People on Paper
29 October - 17 December 2016
Bringing together some of the finest drawings in the Arts Council Collection
This autumn Abbot Hall Art Gallery presents People on Paper, a remarkable drawing exhibition featuring many of the greatest British artists of the twentieth and twenty-first centuries. The show includes drawings by nearly 50 artists, including Frank Auerbach, Martin Bloch, Peter Blake, John Bratby, John Craxton, Peter de Francia, Lucian Freud, Antony Gormley, Alasdair Gray, Barbara Hepworth, David Hockney, Gwen John, Leon Kossoff, LS Lowry, Henry Moore, Eduardo Paolozzi, William Roberts, William Scott, Walter Sickert, Stanley Spencer and Euan Uglow.

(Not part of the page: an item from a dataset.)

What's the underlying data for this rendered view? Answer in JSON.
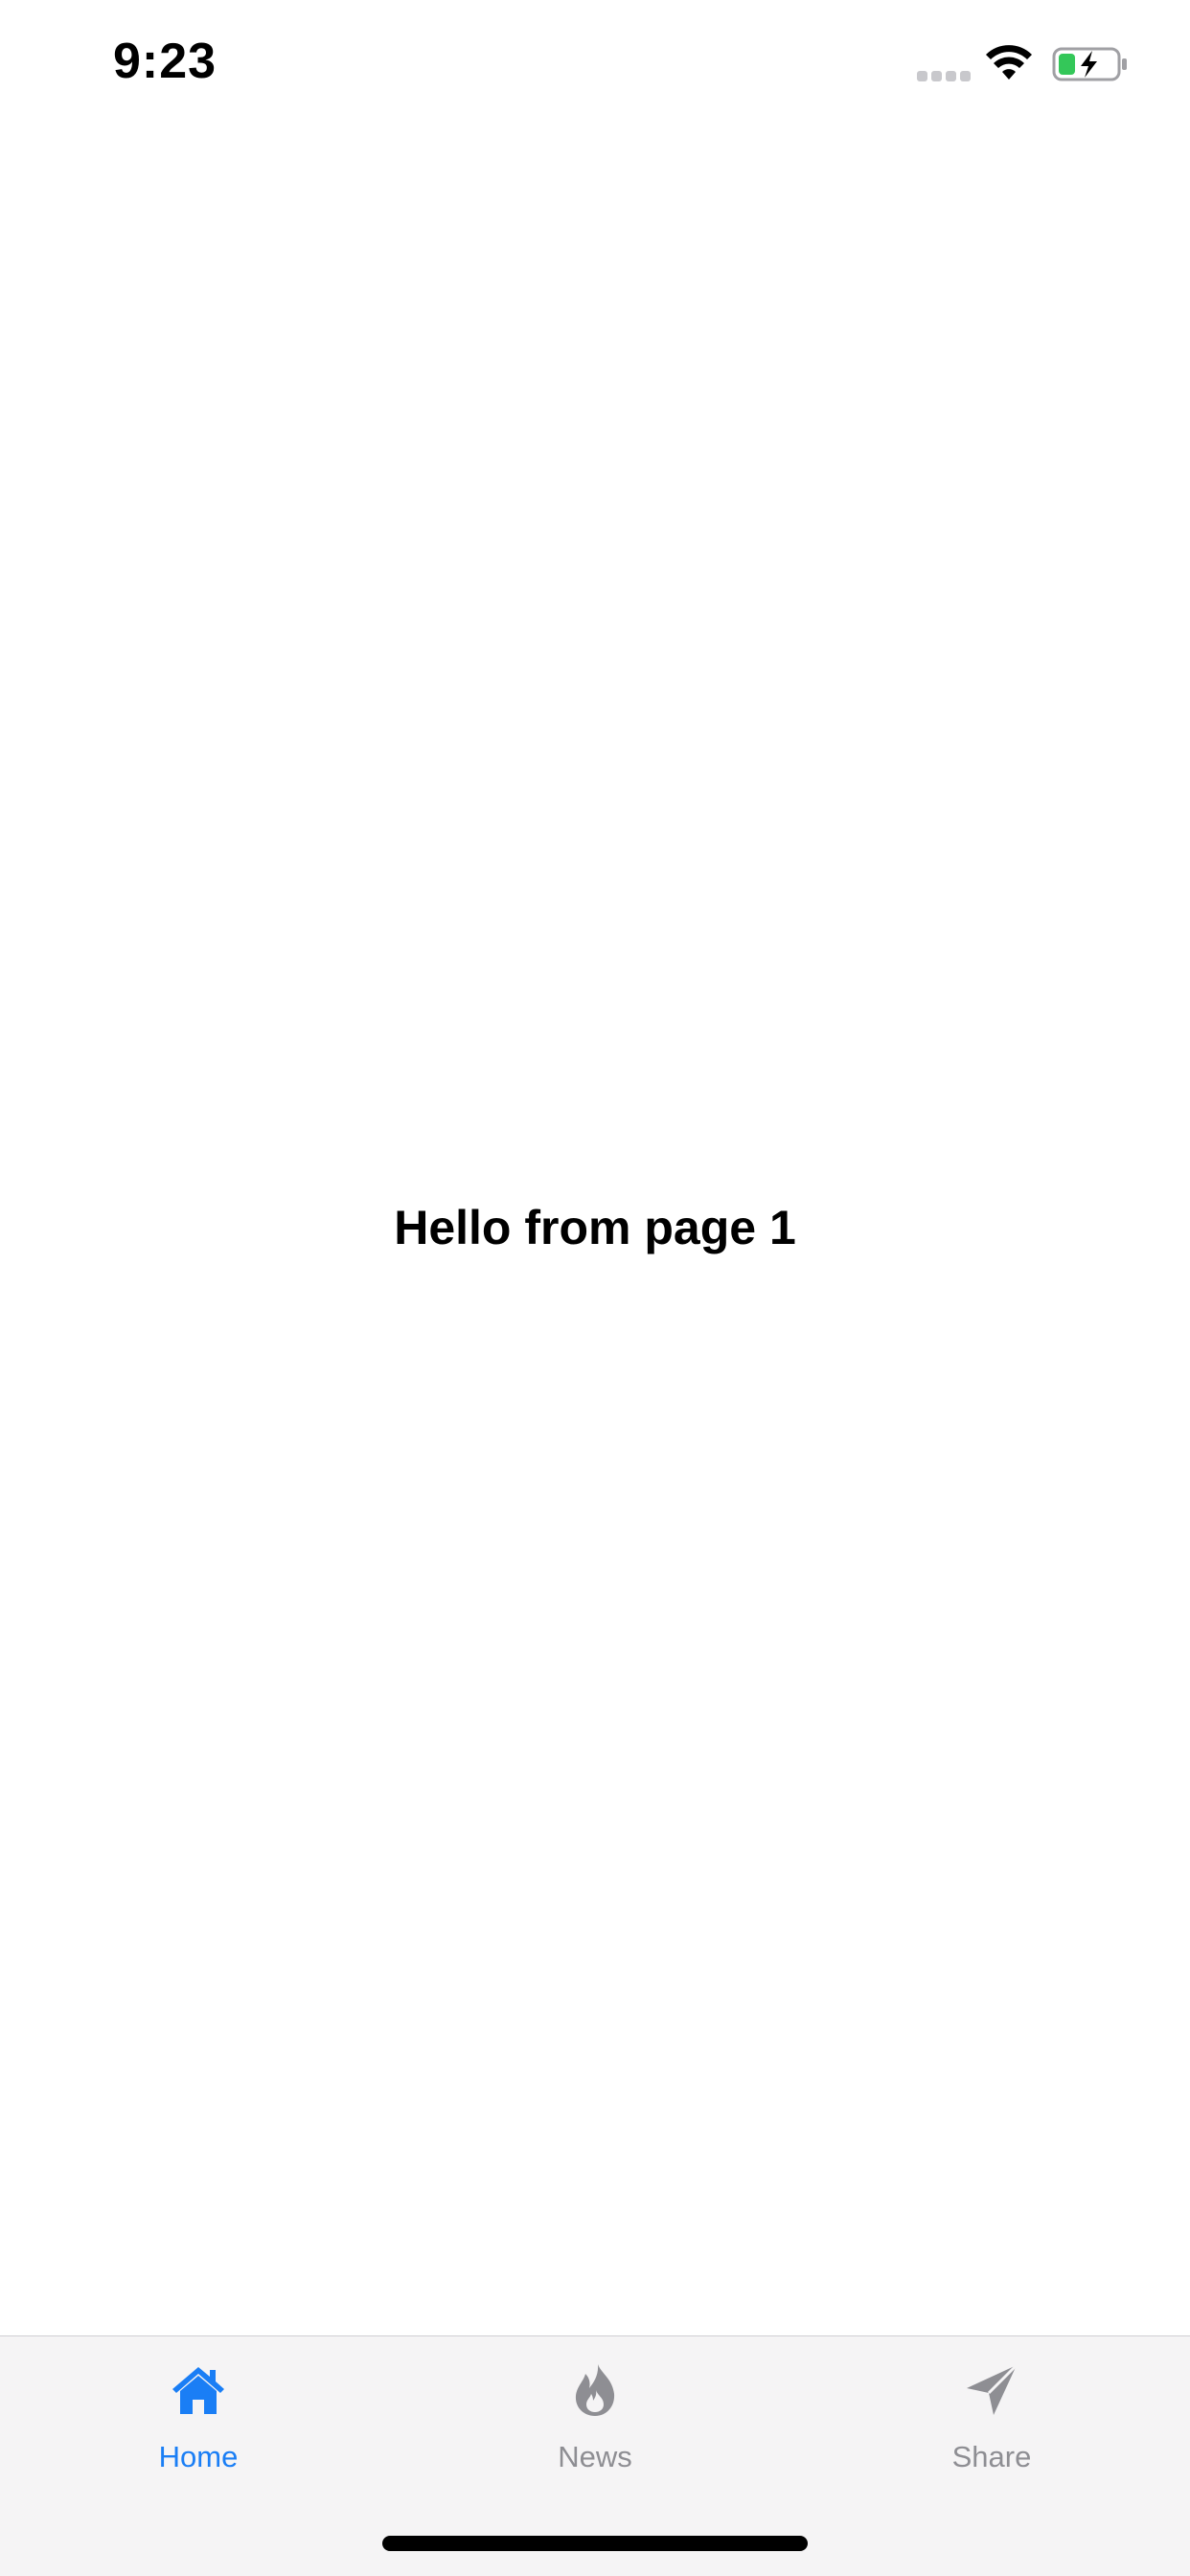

Artists have been drawing the figure for centuries, from carefully composed life drawings to people caught unawares at leisure or work. Though there are sometimes surprising similarities across the decades, there is also a great diversity of techniques and approaches. The majority are drawn from observation, though some are from memory or imagination; some are unfinished studies while others are finished works in their own right. Perhaps some of the most surprising examples are those from very early on in artists’ careers, such as a self-portrait by Richard Hamilton from 1938, the carefully drawn Mrs Ash Asleep by Howard Hodgkin from 1952 and Peter Blake’s Portrait of a Man from 1950.
This exhibition is concerned less with the disciplined life-drawing tradition of nudity than with the intimacy of one person reflecting on the presence of another using the medium of sketching. It’s a simply themed Arts Council show, but one that has touching moments. Gwen John kicks it off with her painfully sensitive studies, while Woman Combing Her Hair by John’s contemporary Harold Gilman similarly glimpses the momentous in the mundane. Bringing the show more up to date are Frank Auerbach’s intensely laboured scrawls and Mimei Thompson’s spooked-out undergrowths. In our digitally mediated world, it is edifying to be reminded of the tactile power of a pencil.
Robert Clark, The Guardian